*** Opening of Given records ***

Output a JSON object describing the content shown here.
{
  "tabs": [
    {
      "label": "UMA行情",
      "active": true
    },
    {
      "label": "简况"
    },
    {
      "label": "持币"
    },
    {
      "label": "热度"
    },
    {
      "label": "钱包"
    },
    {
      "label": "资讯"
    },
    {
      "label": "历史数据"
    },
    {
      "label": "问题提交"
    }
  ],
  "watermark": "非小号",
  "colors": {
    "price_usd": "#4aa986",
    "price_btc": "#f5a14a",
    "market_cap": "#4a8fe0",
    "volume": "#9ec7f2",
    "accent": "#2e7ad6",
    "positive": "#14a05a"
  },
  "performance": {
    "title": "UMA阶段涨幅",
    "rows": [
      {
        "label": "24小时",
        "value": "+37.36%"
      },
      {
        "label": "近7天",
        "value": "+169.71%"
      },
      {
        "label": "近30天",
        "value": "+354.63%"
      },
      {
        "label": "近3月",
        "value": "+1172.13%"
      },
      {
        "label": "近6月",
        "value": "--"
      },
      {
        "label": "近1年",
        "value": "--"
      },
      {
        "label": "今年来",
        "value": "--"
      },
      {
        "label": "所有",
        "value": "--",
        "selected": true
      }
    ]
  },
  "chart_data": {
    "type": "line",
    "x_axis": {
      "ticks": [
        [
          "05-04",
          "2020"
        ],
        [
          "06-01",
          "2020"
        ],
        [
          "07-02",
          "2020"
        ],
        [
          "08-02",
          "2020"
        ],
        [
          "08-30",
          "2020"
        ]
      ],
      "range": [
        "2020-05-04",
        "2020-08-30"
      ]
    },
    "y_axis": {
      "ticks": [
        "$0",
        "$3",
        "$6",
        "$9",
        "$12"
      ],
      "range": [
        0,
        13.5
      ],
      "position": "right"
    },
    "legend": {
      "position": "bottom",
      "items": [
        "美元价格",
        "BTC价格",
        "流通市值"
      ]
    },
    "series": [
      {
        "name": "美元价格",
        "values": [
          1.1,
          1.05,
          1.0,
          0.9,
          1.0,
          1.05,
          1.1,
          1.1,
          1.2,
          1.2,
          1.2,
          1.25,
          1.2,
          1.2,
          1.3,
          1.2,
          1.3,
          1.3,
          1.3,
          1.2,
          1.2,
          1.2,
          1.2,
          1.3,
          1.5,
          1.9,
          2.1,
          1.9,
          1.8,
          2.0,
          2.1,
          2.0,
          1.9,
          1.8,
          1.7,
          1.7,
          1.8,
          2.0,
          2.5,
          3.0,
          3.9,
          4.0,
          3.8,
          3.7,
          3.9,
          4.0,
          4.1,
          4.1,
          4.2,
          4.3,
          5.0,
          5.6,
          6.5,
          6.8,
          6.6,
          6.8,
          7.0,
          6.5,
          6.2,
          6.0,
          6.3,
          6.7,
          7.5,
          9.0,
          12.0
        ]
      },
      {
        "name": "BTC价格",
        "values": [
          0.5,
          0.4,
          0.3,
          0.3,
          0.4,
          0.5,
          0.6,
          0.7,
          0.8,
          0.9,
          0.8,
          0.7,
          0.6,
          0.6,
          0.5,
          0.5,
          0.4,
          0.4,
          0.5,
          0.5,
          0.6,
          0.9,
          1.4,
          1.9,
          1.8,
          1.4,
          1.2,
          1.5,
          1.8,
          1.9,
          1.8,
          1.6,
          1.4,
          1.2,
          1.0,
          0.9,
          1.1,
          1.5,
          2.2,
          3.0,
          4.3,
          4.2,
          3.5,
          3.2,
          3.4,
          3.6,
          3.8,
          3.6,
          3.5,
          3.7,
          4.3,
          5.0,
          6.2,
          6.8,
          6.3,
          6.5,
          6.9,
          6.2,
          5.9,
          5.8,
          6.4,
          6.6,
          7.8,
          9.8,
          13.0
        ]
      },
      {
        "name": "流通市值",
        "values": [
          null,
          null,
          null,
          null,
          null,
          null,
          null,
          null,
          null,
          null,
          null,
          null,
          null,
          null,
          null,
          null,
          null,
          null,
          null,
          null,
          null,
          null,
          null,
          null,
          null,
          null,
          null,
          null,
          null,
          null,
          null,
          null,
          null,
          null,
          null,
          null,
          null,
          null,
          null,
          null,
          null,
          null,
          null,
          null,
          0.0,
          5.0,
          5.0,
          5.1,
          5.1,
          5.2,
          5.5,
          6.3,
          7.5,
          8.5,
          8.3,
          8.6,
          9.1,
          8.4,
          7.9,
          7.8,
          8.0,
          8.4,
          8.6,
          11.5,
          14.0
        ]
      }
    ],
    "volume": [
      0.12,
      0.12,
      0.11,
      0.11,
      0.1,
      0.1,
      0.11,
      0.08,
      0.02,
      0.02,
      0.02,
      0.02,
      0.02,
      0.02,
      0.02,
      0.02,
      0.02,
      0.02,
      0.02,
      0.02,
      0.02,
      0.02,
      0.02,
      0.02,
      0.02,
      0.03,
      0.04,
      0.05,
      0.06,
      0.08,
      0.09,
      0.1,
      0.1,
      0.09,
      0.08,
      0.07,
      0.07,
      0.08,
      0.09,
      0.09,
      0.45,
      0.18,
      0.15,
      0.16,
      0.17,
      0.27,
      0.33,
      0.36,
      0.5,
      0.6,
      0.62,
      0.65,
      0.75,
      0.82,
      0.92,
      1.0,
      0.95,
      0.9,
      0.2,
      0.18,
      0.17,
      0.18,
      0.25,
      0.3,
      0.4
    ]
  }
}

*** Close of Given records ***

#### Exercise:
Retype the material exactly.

#### The answer:
Output a JSON object describing the content shown here.
{
  "tabs": [
    {
      "label": "UMA行情",
      "active": true
    },
    {
      "label": "简况"
    },
    {
      "label": "持币"
    },
    {
      "label": "热度"
    },
    {
      "label": "钱包"
    },
    {
      "label": "资讯"
    },
    {
      "label": "历史数据"
    },
    {
      "label": "问题提交"
    }
  ],
  "watermark": "非小号",
  "colors": {
    "price_usd": "#4aa986",
    "price_btc": "#f5a14a",
    "market_cap": "#4a8fe0",
    "volume": "#9ec7f2",
    "accent": "#2e7ad6",
    "positive": "#14a05a"
  },
  "performance": {
    "title": "UMA阶段涨幅",
    "rows": [
      {
        "label": "24小时",
        "value": "+37.36%"
      },
      {
        "label": "近7天",
        "value": "+169.71%"
      },
      {
        "label": "近30天",
        "value": "+354.63%"
      },
      {
        "label": "近3月",
        "value": "+1172.13%"
      },
      {
        "label": "近6月",
        "value": "--"
      },
      {
        "label": "近1年",
        "value": "--"
      },
      {
        "label": "今年来",
        "value": "--"
      },
      {
        "label": "所有",
        "value": "--",
        "selected": true
      }
    ]
  },
  "chart_data": {
    "type": "line",
    "x_axis": {
      "ticks": [
        [
          "05-04",
          "2020"
        ],
        [
          "06-01",
          "2020"
        ],
        [
          "07-02",
          "2020"
        ],
        [
          "08-02",
          "2020"
        ],
        [
          "08-30",
          "2020"
        ]
      ],
      "range": [
        "2020-05-04",
        "2020-08-30"
      ]
    },
    "y_axis": {
      "ticks": [
        "$0",
        "$3",
        "$6",
        "$9",
        "$12"
      ],
      "range": [
        0,
        13.5
      ],
      "position": "right"
    },
    "legend": {
      "position": "bottom",
      "items": [
        "美元价格",
        "BTC价格",
        "流通市值"
      ]
    },
    "series": [
      {
        "name": "美元价格",
        "values": [
          1.1,
          1.05,
          1.0,
          0.9,
          1.0,
          1.05,
          1.1,
          1.1,
          1.2,
          1.2,
          1.2,
          1.25,
          1.2,
          1.2,
          1.3,
          1.2,
          1.3,
          1.3,
          1.3,
          1.2,
          1.2,
          1.2,
          1.2,
          1.3,
          1.5,
          1.9,
          2.1,
          1.9,
          1.8,
          2.0,
          2.1,
          2.0,
          1.9,
          1.8,
          1.7,
          1.7,
          1.8,
          2.0,
          2.5,
          3.0,
          3.9,
          4.0,
          3.8,
          3.7,
          3.9,
          4.0,
          4.1,
          4.1,
          4.2,
          4.3,
          5.0,
          5.6,
          6.5,
          6.8,
          6.6,
          6.8,
          7.0,
          6.5,
          6.2,
          6.0,
          6.3,
          6.7,
          7.5,
          9.0,
          12.0
        ]
      },
      {
        "name": "BTC价格",
        "values": [
          0.5,
          0.4,
          0.3,
          0.3,
          0.4,
          0.5,
          0.6,
          0.7,
          0.8,
          0.9,
          0.8,
          0.7,
          0.6,
          0.6,
          0.5,
          0.5,
          0.4,
          0.4,
          0.5,
          0.5,
          0.6,
          0.9,
          1.4,
          1.9,
          1.8,
          1.4,
          1.2,
          1.5,
          1.8,
          1.9,
          1.8,
          1.6,
          1.4,
          1.2,
          1.0,
          0.9,
          1.1,
          1.5,
          2.2,
          3.0,
          4.3,
          4.2,
          3.5,
          3.2,
          3.4,
          3.6,
          3.8,
          3.6,
          3.5,
          3.7,
          4.3,
          5.0,
          6.2,
          6.8,
          6.3,
          6.5,
          6.9,
          6.2,
          5.9,
          5.8,
          6.4,
          6.6,
          7.8,
          9.8,
          13.0
        ]
      },
      {
        "name": "流通市值",
        "values": [
          null,
          null,
          null,
          null,
          null,
          null,
          null,
          null,
          null,
          null,
          null,
          null,
          null,
          null,
          null,
          null,
          null,
          null,
          null,
          null,
          null,
          null,
          null,
          null,
          null,
          null,
          null,
          null,
          null,
          null,
          null,
          null,
          null,
          null,
          null,
          null,
          null,
          null,
          null,
          null,
          null,
          null,
          null,
          null,
          0.0,
          5.0,
          5.0,
          5.1,
          5.1,
          5.2,
          5.5,
          6.3,
          7.5,
          8.5,
          8.3,
          8.6,
          9.1,
          8.4,
          7.9,
          7.8,
          8.0,
          8.4,
          8.6,
          11.5,
          14.0
        ]
      }
    ],
    "volume": [
      0.12,
      0.12,
      0.11,
      0.11,
      0.1,
      0.1,
      0.11,
      0.08,
      0.02,
      0.02,
      0.02,
      0.02,
      0.02,
      0.02,
      0.02,
      0.02,
      0.02,
      0.02,
      0.02,
      0.02,
      0.02,
      0.02,
      0.02,
      0.02,
      0.02,
      0.03,
      0.04,
      0.05,
      0.06,
      0.08,
      0.09,
      0.1,
      0.1,
      0.09,
      0.08,
      0.07,
      0.07,
      0.08,
      0.09,
      0.09,
      0.45,
      0.18,
      0.15,
      0.16,
      0.17,
      0.27,
      0.33,
      0.36,
      0.5,
      0.6,
      0.62,
      0.65,
      0.75,
      0.82,
      0.92,
      1.0,
      0.95,
      0.9,
      0.2,
      0.18,
      0.17,
      0.18,
      0.25,
      0.3,
      0.4
    ]
  }
}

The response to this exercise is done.